-- Provided records follows --

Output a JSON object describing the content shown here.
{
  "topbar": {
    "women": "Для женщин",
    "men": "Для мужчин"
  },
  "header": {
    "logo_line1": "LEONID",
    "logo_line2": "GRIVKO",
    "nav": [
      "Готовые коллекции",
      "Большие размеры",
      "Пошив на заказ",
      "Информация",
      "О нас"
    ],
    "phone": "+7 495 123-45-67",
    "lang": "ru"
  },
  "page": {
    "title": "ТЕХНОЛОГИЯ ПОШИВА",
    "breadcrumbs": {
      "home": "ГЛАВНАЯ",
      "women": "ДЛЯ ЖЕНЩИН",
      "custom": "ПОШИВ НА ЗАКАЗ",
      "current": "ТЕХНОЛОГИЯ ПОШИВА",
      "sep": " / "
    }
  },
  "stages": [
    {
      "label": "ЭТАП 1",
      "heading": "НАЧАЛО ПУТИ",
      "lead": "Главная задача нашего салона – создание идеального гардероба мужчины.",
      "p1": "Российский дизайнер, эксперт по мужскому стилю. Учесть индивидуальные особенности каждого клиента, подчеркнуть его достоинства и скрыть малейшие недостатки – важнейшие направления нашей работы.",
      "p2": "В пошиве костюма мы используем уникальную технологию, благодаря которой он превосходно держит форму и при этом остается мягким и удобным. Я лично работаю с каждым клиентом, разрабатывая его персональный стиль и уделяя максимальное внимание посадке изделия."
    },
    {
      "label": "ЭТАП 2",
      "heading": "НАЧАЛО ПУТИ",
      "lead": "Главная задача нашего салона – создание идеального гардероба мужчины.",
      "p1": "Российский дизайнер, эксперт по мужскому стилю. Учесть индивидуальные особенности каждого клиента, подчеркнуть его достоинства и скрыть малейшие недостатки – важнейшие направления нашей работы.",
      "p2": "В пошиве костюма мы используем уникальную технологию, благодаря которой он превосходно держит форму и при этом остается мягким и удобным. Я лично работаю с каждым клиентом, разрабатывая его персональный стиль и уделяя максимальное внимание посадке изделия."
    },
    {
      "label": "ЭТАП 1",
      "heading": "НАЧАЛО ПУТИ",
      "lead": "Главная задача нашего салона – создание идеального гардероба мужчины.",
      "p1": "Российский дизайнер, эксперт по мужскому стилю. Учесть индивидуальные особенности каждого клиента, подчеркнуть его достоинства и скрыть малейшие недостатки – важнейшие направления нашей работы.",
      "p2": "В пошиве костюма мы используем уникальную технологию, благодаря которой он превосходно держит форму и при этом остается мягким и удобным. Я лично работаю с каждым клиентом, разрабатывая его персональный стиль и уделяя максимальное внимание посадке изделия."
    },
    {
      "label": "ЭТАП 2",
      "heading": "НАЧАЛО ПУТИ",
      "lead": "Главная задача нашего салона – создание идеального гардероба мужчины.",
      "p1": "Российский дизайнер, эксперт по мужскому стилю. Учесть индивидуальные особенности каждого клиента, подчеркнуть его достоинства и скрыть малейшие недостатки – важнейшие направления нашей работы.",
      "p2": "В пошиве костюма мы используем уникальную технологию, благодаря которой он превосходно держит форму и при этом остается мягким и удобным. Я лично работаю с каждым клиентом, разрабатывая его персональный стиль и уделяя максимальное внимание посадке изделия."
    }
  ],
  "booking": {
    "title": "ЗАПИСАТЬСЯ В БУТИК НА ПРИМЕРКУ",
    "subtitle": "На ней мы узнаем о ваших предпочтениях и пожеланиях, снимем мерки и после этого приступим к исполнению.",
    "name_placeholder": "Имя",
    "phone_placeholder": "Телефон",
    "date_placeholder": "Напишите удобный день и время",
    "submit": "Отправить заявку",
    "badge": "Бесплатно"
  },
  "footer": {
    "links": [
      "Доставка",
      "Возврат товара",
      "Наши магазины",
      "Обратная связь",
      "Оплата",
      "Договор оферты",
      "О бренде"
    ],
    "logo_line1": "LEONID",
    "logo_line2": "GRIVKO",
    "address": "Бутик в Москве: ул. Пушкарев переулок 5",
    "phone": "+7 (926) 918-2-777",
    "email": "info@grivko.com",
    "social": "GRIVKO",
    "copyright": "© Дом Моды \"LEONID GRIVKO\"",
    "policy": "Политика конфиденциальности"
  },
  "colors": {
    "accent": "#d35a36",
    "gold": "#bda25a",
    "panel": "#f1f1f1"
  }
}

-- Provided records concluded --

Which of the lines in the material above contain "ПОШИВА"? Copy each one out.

    "title": "ТЕХНОЛОГИЯ ПОШИВА",
      "current": "ТЕХНОЛОГИЯ ПОШИВА",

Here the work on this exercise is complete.